Post Number: 314
Mostly unscripted, Borat takes 2 the streets of cities in the "U.S. & A."
Borat (played by Sacha Baron Cohen) arrives in America... what happens next is nothing short of true "shock" comic genious, and he makes Tom Green's antics look tame & civilized. But there is something much more revealing about this picture than what is presented on the surface.
Early in the movie Borat goes to a comic instructor, who helps him with what might be appropriate/funny for American audiences. Let the jokes begin, because Borat is obviously not playing that game.
A stop in New York City introduces Borat 2 the subway experience - nearly getting killed by trying 2 introduce himself with kisses 2 some thug types.
Approaching New Yorkers on the streets while moving in for a kiss proves disastrous and hillarious as well.
But one cannot get 2 far into this laugh-fest before realizing that the joke in not about some foreigner clown in a cheap grey suit.
Borat is the eyes of the outside as he steps into a world far, far different from what we expect 2 see in the good ol' U.S.A.
His character, a jew-fearing, sex craved , male chauvinist, big/ot, is actually likeable - believe it or not. The Borat character is more innocently ignorant than are the people he encounters.
He talks with a feminist group and has a little fun with the women on the panel - who obviously are not in on the joke, and didn't take his ignorances 2 kindly. In true Borat style, he manages to offend the panel completely before the session has even ended. Yes, the audience learned something.....we were introduced to feminism...., and why is there such a need for feminism, u may ask - cut to the following scenes.
In his quest to meet Pamela Anderson (he fell in love with her by watching Baywatch on his hotel television), Borat heads west, 2 California, and the fun is surely just beginning.
He travelled to the South and got himself next to some modern-day cowboys, and we learned something there 2. While at the rodeo, one man instructed him 2 shave his moustache, so he is not mistaken for a muslim terrorist... Yes, I'd say we learned something.
A telling moment in this movie came when Borat stopped at a bed & breakfast run by the most pleasant elderly couple you could ever expect to meet.

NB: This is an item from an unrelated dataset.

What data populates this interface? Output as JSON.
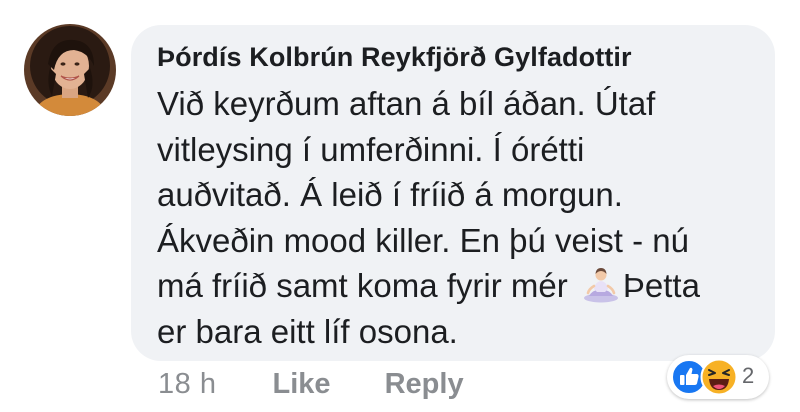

The laughs here begin when he realizes they are Jewish. Fear sets in, and he and his "producer" are convinced the "Jews" will kill them.

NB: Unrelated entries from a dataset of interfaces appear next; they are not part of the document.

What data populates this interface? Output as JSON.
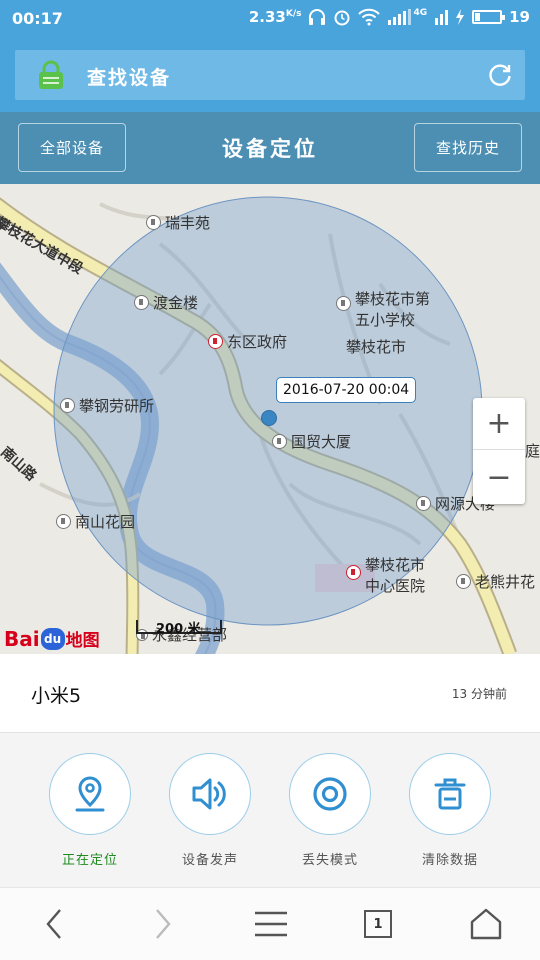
{
  "status_bar": {
    "time": "00:17",
    "network_speed": "2.33",
    "network_unit": "K/s",
    "signal_label": "4G",
    "battery_level": "19"
  },
  "app_bar": {
    "title": "查找设备",
    "lock_icon": "lock-icon",
    "refresh_icon": "refresh-icon"
  },
  "section_header": {
    "left_button": "全部设备",
    "title": "设备定位",
    "right_button": "查找历史"
  },
  "map": {
    "timestamp_tooltip": "2016-07-20 00:04",
    "road_labels": [
      "攀枝花大道中段",
      "南山路"
    ],
    "pois": [
      {
        "label": "瑞丰苑"
      },
      {
        "label": "渡金楼"
      },
      {
        "label": "东区政府"
      },
      {
        "label": "攀枝花市第"
      },
      {
        "label": "五小学校"
      },
      {
        "label": "攀枝花市"
      },
      {
        "label": "攀钢劳研所"
      },
      {
        "label": "国贸大厦"
      },
      {
        "label": "南山花园"
      },
      {
        "label": "网源大楼"
      },
      {
        "label": "攀枝花市"
      },
      {
        "label": "中心医院"
      },
      {
        "label": "老熊井花"
      },
      {
        "label": "华庭"
      },
      {
        "label": "永鑫经营部"
      }
    ],
    "zoom_in": "+",
    "zoom_out": "−",
    "scale_label": "200 米",
    "logo_text_left": "Bai",
    "logo_text_paw": "du",
    "logo_text_right": "地图"
  },
  "device": {
    "name": "小米5",
    "last_seen": "13 分钟前"
  },
  "actions": [
    {
      "label": "正在定位",
      "icon": "location-pin-icon",
      "active": true
    },
    {
      "label": "设备发声",
      "icon": "speaker-icon",
      "active": false
    },
    {
      "label": "丢失模式",
      "icon": "target-icon",
      "active": false
    },
    {
      "label": "清除数据",
      "icon": "trash-icon",
      "active": false
    }
  ],
  "bottom_nav": {
    "back_icon": "back-arrow-icon",
    "forward_icon": "forward-arrow-icon",
    "menu_icon": "menu-icon",
    "tab_count": "1",
    "home_icon": "home-icon"
  },
  "colors": {
    "header_blue": "#4aa4dc",
    "section_blue": "#4d8fb3",
    "accent_icon": "#2f8fd1",
    "active_green": "#1f8a20"
  }
}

This part of the movie has received a lot of criticism from those who are not capable of getting the joke. The laugh was never directed at the elderly Jewish couple... the joke was entirely on the foolish bigotry many still hold toward anyone who is Jewish.
The sweet little old lady and her husband bring them food and tell them they don't want Borat to go hungry....evidently the joke is on us - very smart!

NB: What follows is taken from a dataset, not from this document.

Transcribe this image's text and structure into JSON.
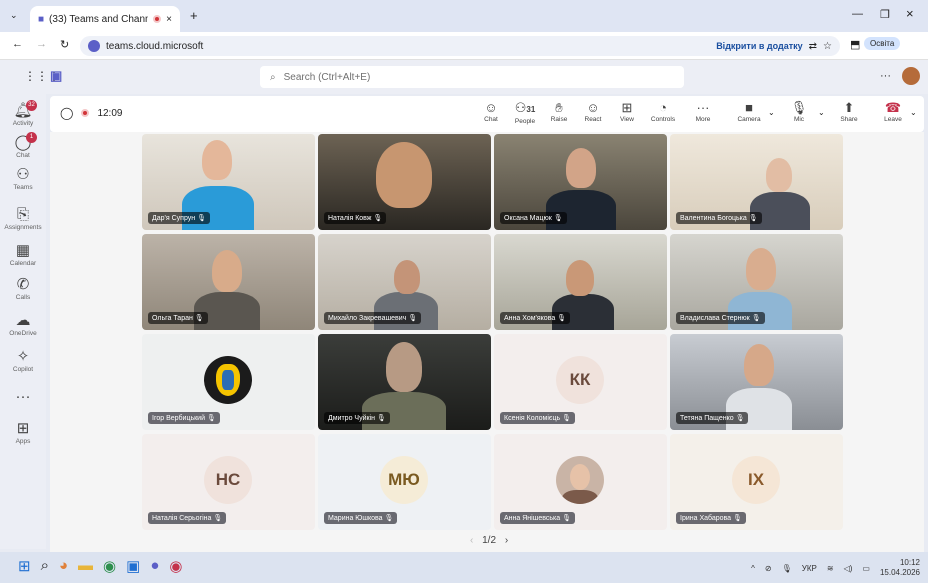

Also, Christians may want to think twice before ever criticizing other religions for their mores and traditions. We see first hand the, seemingly crazy, bible-thumpers running down aisles, hands raised in air, like methamphetamine-filled teens. They jump and cry and yell for Jesus as if he had just tuned in for the weekly crazy show - EEE-YEEAHHHH, JEEESUS HAS SAVVVVED U!!
Shakespeare was an artist who cleverly wrote plays that would reflect the craziness of the society back on the audience (sometimes literally using mirrors 2 reflect the King's face back to the audience - the King often sat in the front row). The point being that the joke was really not on the stage, but within the society itself. The Truman Show, with Jim Carrey, was another movie that had a similar aim.
Although done quite differently, Borat has cleverly taken society and handed it a very gigantic mirror to look into....the question will be: who will u really be laughing at in this movie?
I think I'd rate this educational comedy as an A.